- **EXERCISE DIRECTIONS**
Search for the word "Default" in the entries. Each line that holds it should be copied.

**** SOURCE DATA ****

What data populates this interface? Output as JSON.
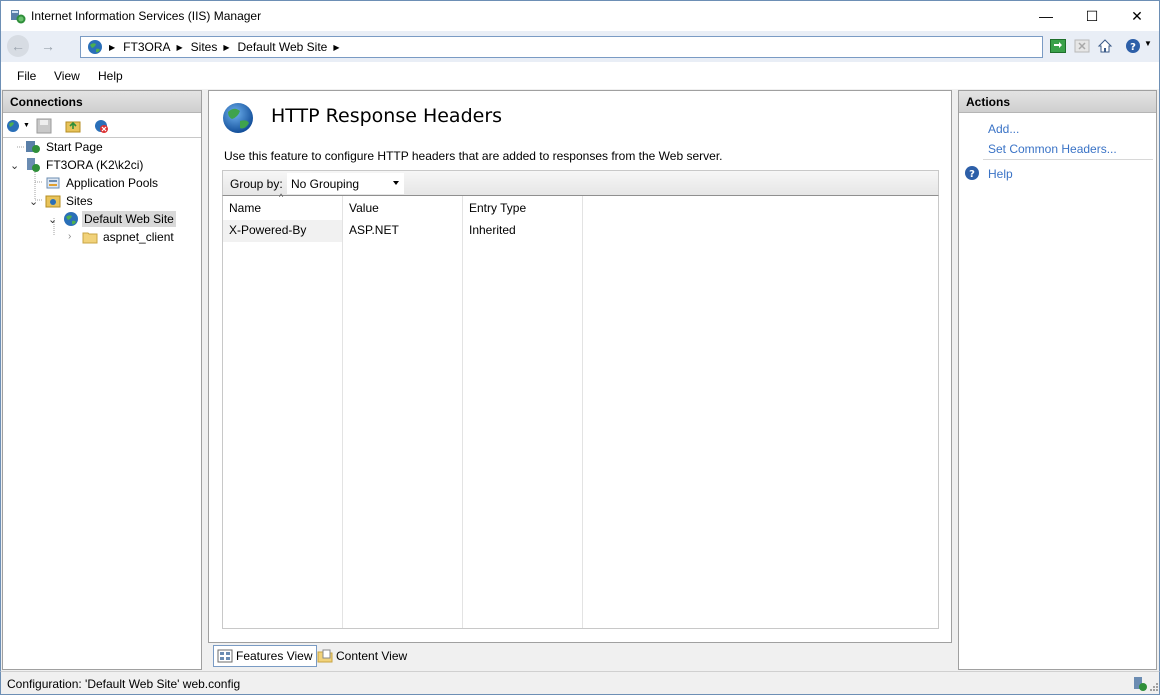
{
  "window": {
    "title": "Internet Information Services (IIS) Manager",
    "minimize": "—",
    "maximize": "☐",
    "close": "✕"
  },
  "address": {
    "crumbs": [
      "FT3ORA",
      "Sites",
      "Default Web Site"
    ]
  },
  "menu": [
    "File",
    "View",
    "Help"
  ],
  "connections": {
    "header": "Connections",
    "tree": {
      "start_page": "Start Page",
      "server": "FT3ORA (K2\\k2ci)",
      "app_pools": "Application Pools",
      "sites": "Sites",
      "default_site": "Default Web Site",
      "aspnet_client": "aspnet_client"
    }
  },
  "feature": {
    "title": "HTTP Response Headers",
    "description": "Use this feature to configure HTTP headers that are added to responses from the Web server.",
    "group_by_label": "Group by:",
    "group_by_value": "No Grouping",
    "columns": [
      "Name",
      "Value",
      "Entry Type"
    ],
    "rows": [
      {
        "name": "X-Powered-By",
        "value": "ASP.NET",
        "entry_type": "Inherited"
      }
    ]
  },
  "view_tabs": {
    "features": "Features View",
    "content": "Content View"
  },
  "actions": {
    "header": "Actions",
    "add": "Add...",
    "set_common": "Set Common Headers...",
    "help": "Help"
  },
  "status": {
    "text": "Configuration: 'Default Web Site' web.config"
  },
  "colors": {
    "link": "#3a73c6",
    "accent_border": "#6d8fb5"
  }
}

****

- **SOLUTION**
      "Default Web Site"
      "default_site": "Default Web Site",
    "text": "Configuration: 'Default Web Site' web.config"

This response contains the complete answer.